ASSIGNMENT
Could you please output all of the data exactly, without the images?
══ DATA LISTING ══
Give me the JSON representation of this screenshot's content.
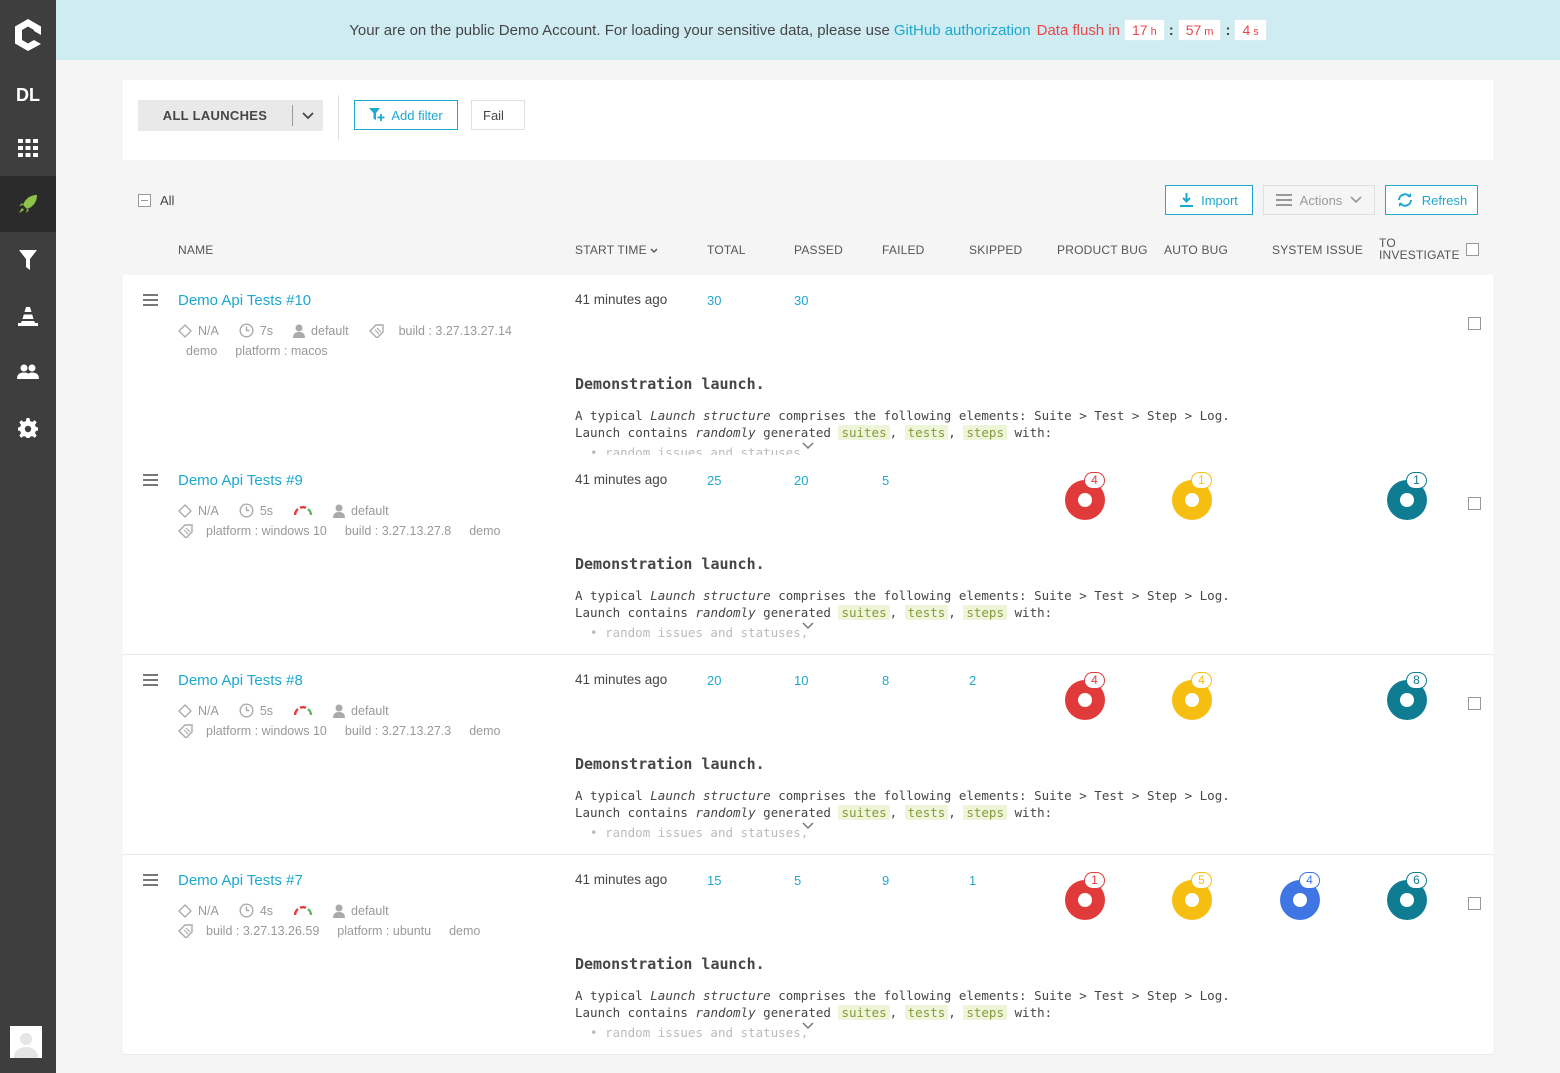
{
  "project_initials": "DL",
  "banner": {
    "text": "Your are on the public Demo Account. For loading your sensitive data, please use",
    "link": "GitHub authorization",
    "flush": "Data flush in",
    "hours": "17",
    "hours_unit": "h",
    "minutes": "57",
    "minutes_unit": "m",
    "seconds": "4",
    "seconds_unit": "s"
  },
  "filter": {
    "launches_label": "ALL LAUNCHES",
    "add_filter": "Add filter",
    "fail_chip": "Fail"
  },
  "toolbar": {
    "select_all": "All",
    "import": "Import",
    "actions": "Actions",
    "refresh": "Refresh"
  },
  "columns": {
    "name": "NAME",
    "start_time": "START TIME",
    "total": "TOTAL",
    "passed": "PASSED",
    "failed": "FAILED",
    "skipped": "SKIPPED",
    "product_bug": "PRODUCT BUG",
    "auto_bug": "AUTO BUG",
    "system_issue": "SYSTEM ISSUE",
    "to_investigate_1": "TO",
    "to_investigate_2": "INVESTIGATE"
  },
  "colors": {
    "accent": "#1da8cf",
    "product_bug": "#e03a3a",
    "auto_bug": "#f7be12",
    "system_issue": "#3f76e3",
    "to_investigate": "#0f7c91"
  },
  "description": {
    "title": "Demonstration launch.",
    "line1_a": "A typical ",
    "line1_em": "Launch structure",
    "line1_b": " comprises the following elements: Suite > Test > Step > Log.",
    "line2_a": "Launch contains ",
    "line2_em": "randomly",
    "line2_b": " generated ",
    "tag1": "suites",
    "tag2": "tests",
    "tag3": "steps",
    "line2_c": " with:",
    "bullet": "random issues and statuses,"
  },
  "launches": [
    {
      "name": "Demo Api Tests #10",
      "owner_na": "N/A",
      "duration": "7s",
      "user": "default",
      "attrs_inline": [
        "build : 3.27.13.27.14"
      ],
      "attrs": [
        "demo",
        "platform : macos"
      ],
      "start_time": "41 minutes ago",
      "total": "30",
      "passed": "30",
      "failed": "",
      "skipped": "",
      "product_bug": "",
      "auto_bug": "",
      "system_issue": "",
      "to_investigate": ""
    },
    {
      "name": "Demo Api Tests #9",
      "owner_na": "N/A",
      "duration": "5s",
      "user": "default",
      "attrs_inline": [],
      "attrs": [
        "platform : windows 10",
        "build : 3.27.13.27.8",
        "demo"
      ],
      "start_time": "41 minutes ago",
      "total": "25",
      "passed": "20",
      "failed": "5",
      "skipped": "",
      "product_bug": "4",
      "auto_bug": "1",
      "system_issue": "",
      "to_investigate": "1"
    },
    {
      "name": "Demo Api Tests #8",
      "owner_na": "N/A",
      "duration": "5s",
      "user": "default",
      "attrs_inline": [],
      "attrs": [
        "platform : windows 10",
        "build : 3.27.13.27.3",
        "demo"
      ],
      "start_time": "41 minutes ago",
      "total": "20",
      "passed": "10",
      "failed": "8",
      "skipped": "2",
      "product_bug": "4",
      "auto_bug": "4",
      "system_issue": "",
      "to_investigate": "8"
    },
    {
      "name": "Demo Api Tests #7",
      "owner_na": "N/A",
      "duration": "4s",
      "user": "default",
      "attrs_inline": [],
      "attrs": [
        "build : 3.27.13.26.59",
        "platform : ubuntu",
        "demo"
      ],
      "start_time": "41 minutes ago",
      "total": "15",
      "passed": "5",
      "failed": "9",
      "skipped": "1",
      "product_bug": "1",
      "auto_bug": "5",
      "system_issue": "4",
      "to_investigate": "6"
    }
  ]
}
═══
PROBLEM SOLUTION
Give me the JSON representation of this screenshot's content.
{
  "project_initials": "DL",
  "banner": {
    "text": "Your are on the public Demo Account. For loading your sensitive data, please use",
    "link": "GitHub authorization",
    "flush": "Data flush in",
    "hours": "17",
    "hours_unit": "h",
    "minutes": "57",
    "minutes_unit": "m",
    "seconds": "4",
    "seconds_unit": "s"
  },
  "filter": {
    "launches_label": "ALL LAUNCHES",
    "add_filter": "Add filter",
    "fail_chip": "Fail"
  },
  "toolbar": {
    "select_all": "All",
    "import": "Import",
    "actions": "Actions",
    "refresh": "Refresh"
  },
  "columns": {
    "name": "NAME",
    "start_time": "START TIME",
    "total": "TOTAL",
    "passed": "PASSED",
    "failed": "FAILED",
    "skipped": "SKIPPED",
    "product_bug": "PRODUCT BUG",
    "auto_bug": "AUTO BUG",
    "system_issue": "SYSTEM ISSUE",
    "to_investigate_1": "TO",
    "to_investigate_2": "INVESTIGATE"
  },
  "colors": {
    "accent": "#1da8cf",
    "product_bug": "#e03a3a",
    "auto_bug": "#f7be12",
    "system_issue": "#3f76e3",
    "to_investigate": "#0f7c91"
  },
  "description": {
    "title": "Demonstration launch.",
    "line1_a": "A typical ",
    "line1_em": "Launch structure",
    "line1_b": " comprises the following elements: Suite > Test > Step > Log.",
    "line2_a": "Launch contains ",
    "line2_em": "randomly",
    "line2_b": " generated ",
    "tag1": "suites",
    "tag2": "tests",
    "tag3": "steps",
    "line2_c": " with:",
    "bullet": "random issues and statuses,"
  },
  "launches": [
    {
      "name": "Demo Api Tests #10",
      "owner_na": "N/A",
      "duration": "7s",
      "user": "default",
      "attrs_inline": [
        "build : 3.27.13.27.14"
      ],
      "attrs": [
        "demo",
        "platform : macos"
      ],
      "start_time": "41 minutes ago",
      "total": "30",
      "passed": "30",
      "failed": "",
      "skipped": "",
      "product_bug": "",
      "auto_bug": "",
      "system_issue": "",
      "to_investigate": ""
    },
    {
      "name": "Demo Api Tests #9",
      "owner_na": "N/A",
      "duration": "5s",
      "user": "default",
      "attrs_inline": [],
      "attrs": [
        "platform : windows 10",
        "build : 3.27.13.27.8",
        "demo"
      ],
      "start_time": "41 minutes ago",
      "total": "25",
      "passed": "20",
      "failed": "5",
      "skipped": "",
      "product_bug": "4",
      "auto_bug": "1",
      "system_issue": "",
      "to_investigate": "1"
    },
    {
      "name": "Demo Api Tests #8",
      "owner_na": "N/A",
      "duration": "5s",
      "user": "default",
      "attrs_inline": [],
      "attrs": [
        "platform : windows 10",
        "build : 3.27.13.27.3",
        "demo"
      ],
      "start_time": "41 minutes ago",
      "total": "20",
      "passed": "10",
      "failed": "8",
      "skipped": "2",
      "product_bug": "4",
      "auto_bug": "4",
      "system_issue": "",
      "to_investigate": "8"
    },
    {
      "name": "Demo Api Tests #7",
      "owner_na": "N/A",
      "duration": "4s",
      "user": "default",
      "attrs_inline": [],
      "attrs": [
        "build : 3.27.13.26.59",
        "platform : ubuntu",
        "demo"
      ],
      "start_time": "41 minutes ago",
      "total": "15",
      "passed": "5",
      "failed": "9",
      "skipped": "1",
      "product_bug": "1",
      "auto_bug": "5",
      "system_issue": "4",
      "to_investigate": "6"
    }
  ]
}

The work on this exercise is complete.